(Beginning of EXCERPTED DATA)

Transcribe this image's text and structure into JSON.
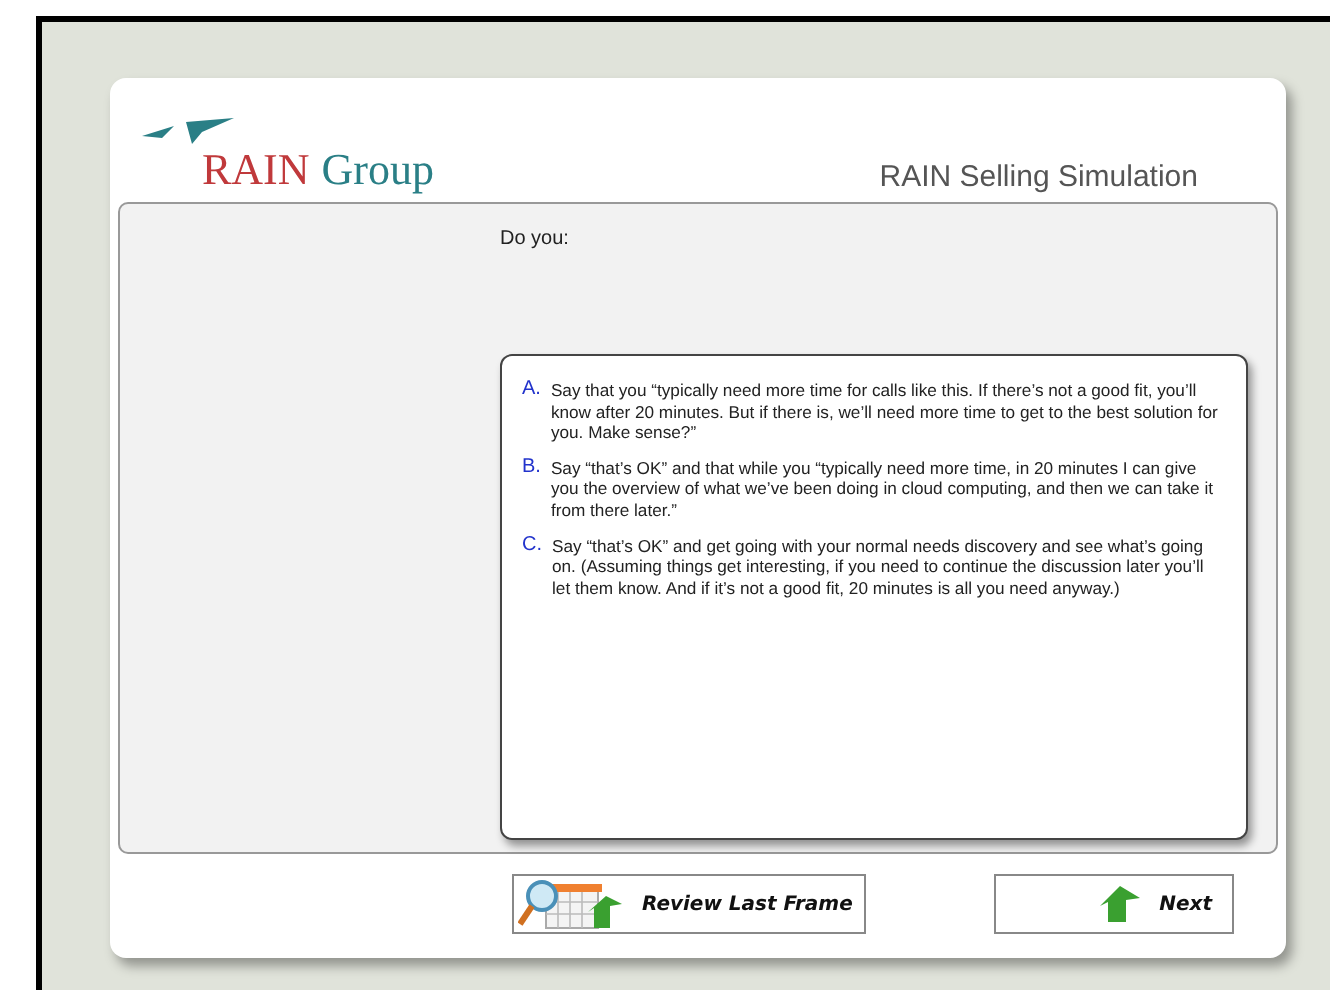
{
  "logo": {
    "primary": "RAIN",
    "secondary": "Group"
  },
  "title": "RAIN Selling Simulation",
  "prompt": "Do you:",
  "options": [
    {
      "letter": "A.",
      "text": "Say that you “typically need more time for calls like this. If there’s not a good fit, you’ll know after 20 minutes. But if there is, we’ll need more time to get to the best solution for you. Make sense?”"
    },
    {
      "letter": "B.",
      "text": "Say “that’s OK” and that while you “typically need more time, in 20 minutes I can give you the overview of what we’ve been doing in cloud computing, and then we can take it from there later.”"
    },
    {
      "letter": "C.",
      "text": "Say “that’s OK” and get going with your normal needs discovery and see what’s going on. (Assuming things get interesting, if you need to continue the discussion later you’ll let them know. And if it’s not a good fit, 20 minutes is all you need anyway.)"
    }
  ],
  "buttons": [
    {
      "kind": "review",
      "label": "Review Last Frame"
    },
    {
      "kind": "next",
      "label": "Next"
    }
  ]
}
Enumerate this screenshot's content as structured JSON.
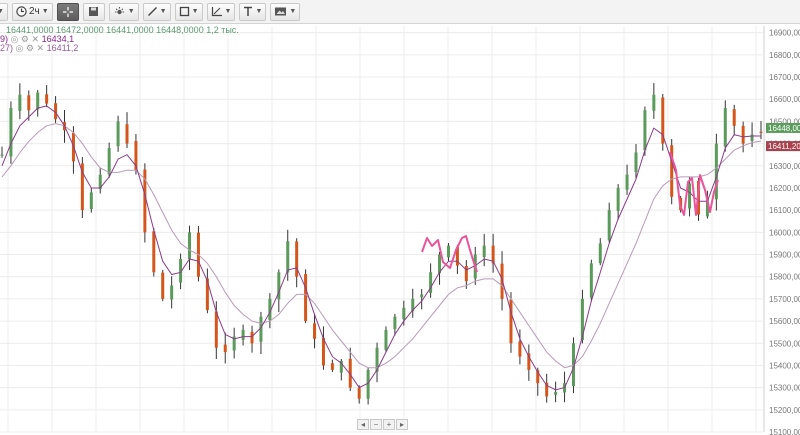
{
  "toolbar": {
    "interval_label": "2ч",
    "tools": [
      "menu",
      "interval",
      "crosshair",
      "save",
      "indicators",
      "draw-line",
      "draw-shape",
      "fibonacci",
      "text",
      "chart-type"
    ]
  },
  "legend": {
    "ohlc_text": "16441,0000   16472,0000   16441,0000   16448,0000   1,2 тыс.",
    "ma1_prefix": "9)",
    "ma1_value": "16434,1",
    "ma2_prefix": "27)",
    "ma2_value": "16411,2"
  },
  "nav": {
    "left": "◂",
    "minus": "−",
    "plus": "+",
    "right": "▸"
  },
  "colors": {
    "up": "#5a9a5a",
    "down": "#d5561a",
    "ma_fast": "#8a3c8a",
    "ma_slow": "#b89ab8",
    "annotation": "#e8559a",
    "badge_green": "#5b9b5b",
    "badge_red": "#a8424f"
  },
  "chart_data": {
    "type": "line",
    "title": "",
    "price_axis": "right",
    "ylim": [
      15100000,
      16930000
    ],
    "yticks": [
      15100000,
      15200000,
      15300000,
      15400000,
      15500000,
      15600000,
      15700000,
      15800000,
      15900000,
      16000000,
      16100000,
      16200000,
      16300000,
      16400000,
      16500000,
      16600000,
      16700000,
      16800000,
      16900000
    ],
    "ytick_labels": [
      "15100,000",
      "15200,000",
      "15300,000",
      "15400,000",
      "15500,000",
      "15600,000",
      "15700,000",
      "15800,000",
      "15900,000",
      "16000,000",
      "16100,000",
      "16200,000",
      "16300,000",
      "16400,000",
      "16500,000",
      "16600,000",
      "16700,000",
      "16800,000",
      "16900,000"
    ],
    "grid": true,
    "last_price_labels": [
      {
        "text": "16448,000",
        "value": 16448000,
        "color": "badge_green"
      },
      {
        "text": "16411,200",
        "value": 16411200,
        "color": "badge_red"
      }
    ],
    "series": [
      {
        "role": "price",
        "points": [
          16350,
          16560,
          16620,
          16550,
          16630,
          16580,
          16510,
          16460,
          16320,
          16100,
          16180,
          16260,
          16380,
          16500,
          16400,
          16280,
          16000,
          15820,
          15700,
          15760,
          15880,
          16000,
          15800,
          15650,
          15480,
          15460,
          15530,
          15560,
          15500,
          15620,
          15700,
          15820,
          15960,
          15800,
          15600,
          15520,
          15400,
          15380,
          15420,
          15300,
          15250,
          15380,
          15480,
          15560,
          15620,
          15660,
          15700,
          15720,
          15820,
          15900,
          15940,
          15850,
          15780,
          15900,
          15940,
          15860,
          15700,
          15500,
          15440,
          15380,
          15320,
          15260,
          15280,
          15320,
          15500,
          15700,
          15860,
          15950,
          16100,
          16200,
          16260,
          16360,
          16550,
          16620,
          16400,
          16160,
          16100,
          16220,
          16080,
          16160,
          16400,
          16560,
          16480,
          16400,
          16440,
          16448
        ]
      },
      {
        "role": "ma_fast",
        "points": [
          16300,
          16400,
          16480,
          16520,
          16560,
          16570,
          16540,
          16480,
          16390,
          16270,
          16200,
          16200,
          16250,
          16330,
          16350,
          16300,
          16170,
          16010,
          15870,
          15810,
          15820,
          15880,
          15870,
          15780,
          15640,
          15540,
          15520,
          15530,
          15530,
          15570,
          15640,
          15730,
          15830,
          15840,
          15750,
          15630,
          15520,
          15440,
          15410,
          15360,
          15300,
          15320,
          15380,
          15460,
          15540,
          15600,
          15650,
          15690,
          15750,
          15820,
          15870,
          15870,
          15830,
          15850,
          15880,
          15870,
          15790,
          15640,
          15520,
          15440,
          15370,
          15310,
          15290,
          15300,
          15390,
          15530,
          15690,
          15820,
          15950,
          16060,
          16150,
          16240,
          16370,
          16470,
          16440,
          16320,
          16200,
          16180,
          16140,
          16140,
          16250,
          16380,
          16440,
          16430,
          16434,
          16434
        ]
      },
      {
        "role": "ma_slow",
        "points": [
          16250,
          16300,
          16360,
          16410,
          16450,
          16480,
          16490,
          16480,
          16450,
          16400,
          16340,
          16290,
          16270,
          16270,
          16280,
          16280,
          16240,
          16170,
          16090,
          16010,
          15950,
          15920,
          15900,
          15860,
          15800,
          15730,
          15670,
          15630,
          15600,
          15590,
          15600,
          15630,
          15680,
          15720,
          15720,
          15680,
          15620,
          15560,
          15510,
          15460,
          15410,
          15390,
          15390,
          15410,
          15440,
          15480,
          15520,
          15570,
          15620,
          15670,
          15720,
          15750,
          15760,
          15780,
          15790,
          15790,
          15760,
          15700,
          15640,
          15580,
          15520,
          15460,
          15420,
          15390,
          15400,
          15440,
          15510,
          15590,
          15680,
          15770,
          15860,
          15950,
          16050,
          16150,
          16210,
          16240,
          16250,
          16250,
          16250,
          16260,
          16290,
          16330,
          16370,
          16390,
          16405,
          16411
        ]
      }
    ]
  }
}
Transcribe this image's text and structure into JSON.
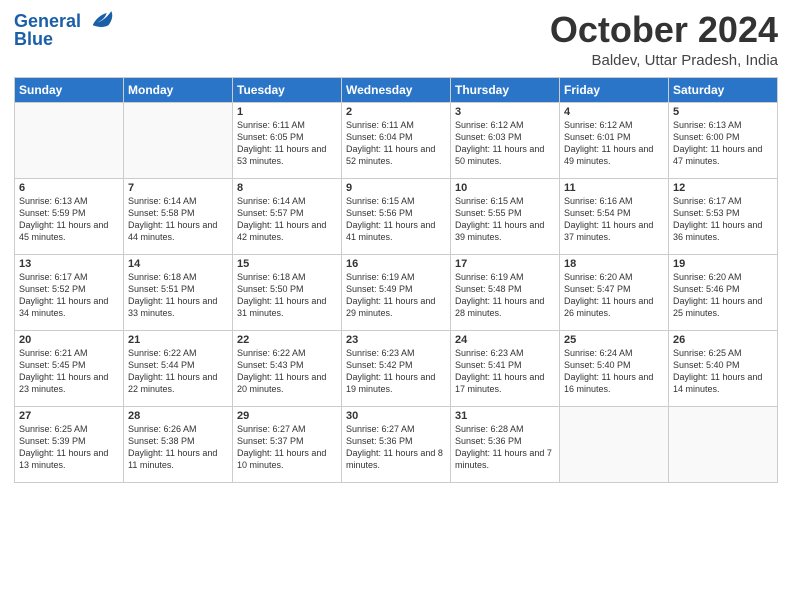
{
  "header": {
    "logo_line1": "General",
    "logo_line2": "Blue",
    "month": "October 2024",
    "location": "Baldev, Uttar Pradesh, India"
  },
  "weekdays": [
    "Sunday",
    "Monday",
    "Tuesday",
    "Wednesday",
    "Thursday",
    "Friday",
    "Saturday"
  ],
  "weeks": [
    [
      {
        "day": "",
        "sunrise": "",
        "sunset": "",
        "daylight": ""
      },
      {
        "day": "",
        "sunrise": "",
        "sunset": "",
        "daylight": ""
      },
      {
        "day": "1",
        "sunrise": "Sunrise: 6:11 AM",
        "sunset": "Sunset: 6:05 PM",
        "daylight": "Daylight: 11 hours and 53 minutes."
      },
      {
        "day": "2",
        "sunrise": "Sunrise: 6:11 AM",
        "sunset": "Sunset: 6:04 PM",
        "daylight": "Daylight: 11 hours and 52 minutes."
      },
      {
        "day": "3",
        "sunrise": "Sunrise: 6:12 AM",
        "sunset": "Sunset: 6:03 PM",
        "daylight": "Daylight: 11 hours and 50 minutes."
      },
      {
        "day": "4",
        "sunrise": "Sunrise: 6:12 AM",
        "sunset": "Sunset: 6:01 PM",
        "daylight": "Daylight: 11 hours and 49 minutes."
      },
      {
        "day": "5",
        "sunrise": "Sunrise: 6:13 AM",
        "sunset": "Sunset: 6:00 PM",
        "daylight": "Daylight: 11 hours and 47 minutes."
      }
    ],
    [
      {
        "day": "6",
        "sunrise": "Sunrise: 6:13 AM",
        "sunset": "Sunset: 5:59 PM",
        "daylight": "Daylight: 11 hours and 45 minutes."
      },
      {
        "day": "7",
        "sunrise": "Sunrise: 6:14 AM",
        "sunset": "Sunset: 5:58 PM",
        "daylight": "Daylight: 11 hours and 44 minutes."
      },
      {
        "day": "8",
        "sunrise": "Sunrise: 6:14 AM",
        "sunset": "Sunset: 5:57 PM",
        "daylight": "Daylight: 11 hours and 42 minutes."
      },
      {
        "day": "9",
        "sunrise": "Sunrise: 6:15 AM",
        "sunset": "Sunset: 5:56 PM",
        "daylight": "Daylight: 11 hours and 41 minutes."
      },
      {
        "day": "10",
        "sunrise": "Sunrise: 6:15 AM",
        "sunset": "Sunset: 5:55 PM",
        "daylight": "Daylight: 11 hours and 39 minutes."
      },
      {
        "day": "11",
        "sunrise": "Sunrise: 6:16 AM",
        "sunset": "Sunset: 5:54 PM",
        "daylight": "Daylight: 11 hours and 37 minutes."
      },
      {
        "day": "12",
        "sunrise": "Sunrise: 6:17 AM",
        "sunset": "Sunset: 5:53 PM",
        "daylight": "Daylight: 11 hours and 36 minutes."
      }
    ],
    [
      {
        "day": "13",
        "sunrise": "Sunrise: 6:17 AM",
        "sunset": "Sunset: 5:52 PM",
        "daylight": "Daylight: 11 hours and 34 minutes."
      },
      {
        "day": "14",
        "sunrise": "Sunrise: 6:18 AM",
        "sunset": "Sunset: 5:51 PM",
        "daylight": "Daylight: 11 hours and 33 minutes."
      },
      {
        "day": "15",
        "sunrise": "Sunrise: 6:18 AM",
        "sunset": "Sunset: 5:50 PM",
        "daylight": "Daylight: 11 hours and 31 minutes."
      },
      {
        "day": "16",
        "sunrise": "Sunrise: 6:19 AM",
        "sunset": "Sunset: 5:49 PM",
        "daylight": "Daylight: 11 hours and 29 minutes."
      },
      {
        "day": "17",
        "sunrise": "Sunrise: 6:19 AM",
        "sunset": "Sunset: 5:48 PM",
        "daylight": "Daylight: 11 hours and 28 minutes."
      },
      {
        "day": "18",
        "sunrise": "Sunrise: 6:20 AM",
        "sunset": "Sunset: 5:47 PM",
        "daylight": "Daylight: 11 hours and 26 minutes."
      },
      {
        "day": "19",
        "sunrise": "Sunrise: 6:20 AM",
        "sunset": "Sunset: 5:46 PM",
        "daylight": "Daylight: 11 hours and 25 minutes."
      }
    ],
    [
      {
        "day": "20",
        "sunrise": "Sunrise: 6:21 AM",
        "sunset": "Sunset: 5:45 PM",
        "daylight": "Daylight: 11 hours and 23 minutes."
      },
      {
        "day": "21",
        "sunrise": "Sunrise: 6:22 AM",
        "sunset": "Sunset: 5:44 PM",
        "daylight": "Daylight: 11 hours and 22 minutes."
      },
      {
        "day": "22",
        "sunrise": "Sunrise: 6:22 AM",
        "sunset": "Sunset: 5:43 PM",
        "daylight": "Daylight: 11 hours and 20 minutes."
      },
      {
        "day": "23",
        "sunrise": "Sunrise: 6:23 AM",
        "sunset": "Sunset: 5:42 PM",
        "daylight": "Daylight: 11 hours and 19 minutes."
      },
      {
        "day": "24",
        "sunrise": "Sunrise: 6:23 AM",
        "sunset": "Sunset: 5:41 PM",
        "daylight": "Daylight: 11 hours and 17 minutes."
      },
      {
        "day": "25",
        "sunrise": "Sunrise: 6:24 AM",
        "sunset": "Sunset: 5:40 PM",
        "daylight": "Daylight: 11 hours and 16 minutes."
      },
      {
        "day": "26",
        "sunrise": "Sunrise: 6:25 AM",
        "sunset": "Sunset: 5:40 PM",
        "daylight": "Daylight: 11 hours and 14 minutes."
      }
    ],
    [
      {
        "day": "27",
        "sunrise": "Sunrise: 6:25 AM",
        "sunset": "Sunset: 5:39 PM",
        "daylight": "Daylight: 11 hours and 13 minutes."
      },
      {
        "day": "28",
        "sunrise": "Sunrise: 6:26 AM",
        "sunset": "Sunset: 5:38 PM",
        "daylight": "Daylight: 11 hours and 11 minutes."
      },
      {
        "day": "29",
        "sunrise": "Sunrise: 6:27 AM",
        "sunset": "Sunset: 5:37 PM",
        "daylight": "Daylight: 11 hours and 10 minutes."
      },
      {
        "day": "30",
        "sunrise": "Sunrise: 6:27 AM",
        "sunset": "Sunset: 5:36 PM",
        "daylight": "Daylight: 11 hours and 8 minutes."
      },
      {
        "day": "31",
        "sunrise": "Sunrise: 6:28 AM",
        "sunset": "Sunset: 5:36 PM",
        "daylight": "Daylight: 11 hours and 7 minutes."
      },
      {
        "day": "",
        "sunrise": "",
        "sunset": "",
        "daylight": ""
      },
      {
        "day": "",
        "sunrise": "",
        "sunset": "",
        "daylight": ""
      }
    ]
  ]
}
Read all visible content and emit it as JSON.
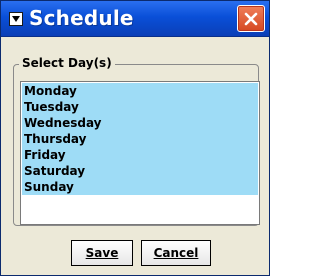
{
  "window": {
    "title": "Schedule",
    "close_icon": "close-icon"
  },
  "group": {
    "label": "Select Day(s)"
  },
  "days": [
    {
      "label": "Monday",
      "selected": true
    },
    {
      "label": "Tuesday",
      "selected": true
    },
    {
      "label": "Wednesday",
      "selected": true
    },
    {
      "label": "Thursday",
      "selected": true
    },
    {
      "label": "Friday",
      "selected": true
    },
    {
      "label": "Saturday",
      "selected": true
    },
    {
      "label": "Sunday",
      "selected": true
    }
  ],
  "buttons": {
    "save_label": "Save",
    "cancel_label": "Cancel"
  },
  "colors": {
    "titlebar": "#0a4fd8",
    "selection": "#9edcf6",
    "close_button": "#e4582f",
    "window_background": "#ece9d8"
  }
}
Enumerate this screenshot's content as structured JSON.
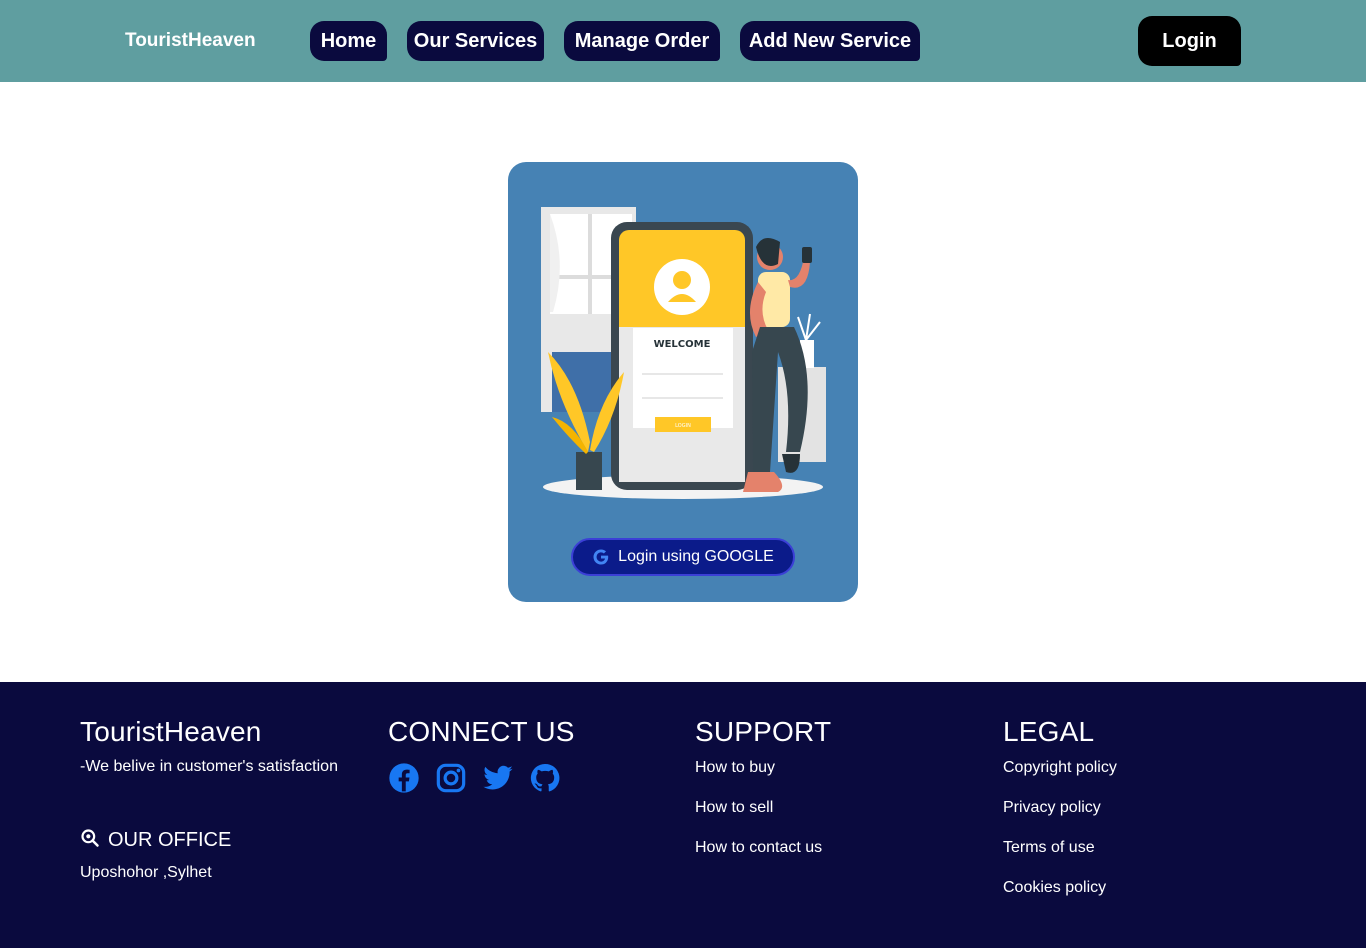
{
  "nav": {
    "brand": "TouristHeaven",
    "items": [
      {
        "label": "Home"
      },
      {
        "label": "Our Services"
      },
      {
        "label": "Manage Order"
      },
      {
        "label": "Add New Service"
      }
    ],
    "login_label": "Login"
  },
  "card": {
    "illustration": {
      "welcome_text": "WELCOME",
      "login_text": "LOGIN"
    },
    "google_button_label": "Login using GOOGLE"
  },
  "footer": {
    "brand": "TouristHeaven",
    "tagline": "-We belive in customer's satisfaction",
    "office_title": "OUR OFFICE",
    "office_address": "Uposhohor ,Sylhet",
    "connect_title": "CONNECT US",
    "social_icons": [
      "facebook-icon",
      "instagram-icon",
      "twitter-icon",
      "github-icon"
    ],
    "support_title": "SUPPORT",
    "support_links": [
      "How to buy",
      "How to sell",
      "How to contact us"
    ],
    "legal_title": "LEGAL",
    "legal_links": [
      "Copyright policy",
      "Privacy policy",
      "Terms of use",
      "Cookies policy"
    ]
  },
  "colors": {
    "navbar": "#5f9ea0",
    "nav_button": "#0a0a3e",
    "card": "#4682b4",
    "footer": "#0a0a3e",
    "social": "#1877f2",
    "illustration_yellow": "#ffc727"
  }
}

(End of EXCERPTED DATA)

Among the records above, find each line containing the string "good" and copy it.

      "text": "Say that you “typically need more time for calls like this. If there’s not a good fit, you’ll know after 20 minutes. But if there is, we’ll need more time to get to the best solution for you. Make sense?”"
      "text": "Say “that’s OK” and get going with your normal needs discovery and see what’s going on. (Assuming things get interesting, if you need to continue the discussion later you’ll let them know. And if it’s not a good fit, 20 minutes is all you need anyway.)"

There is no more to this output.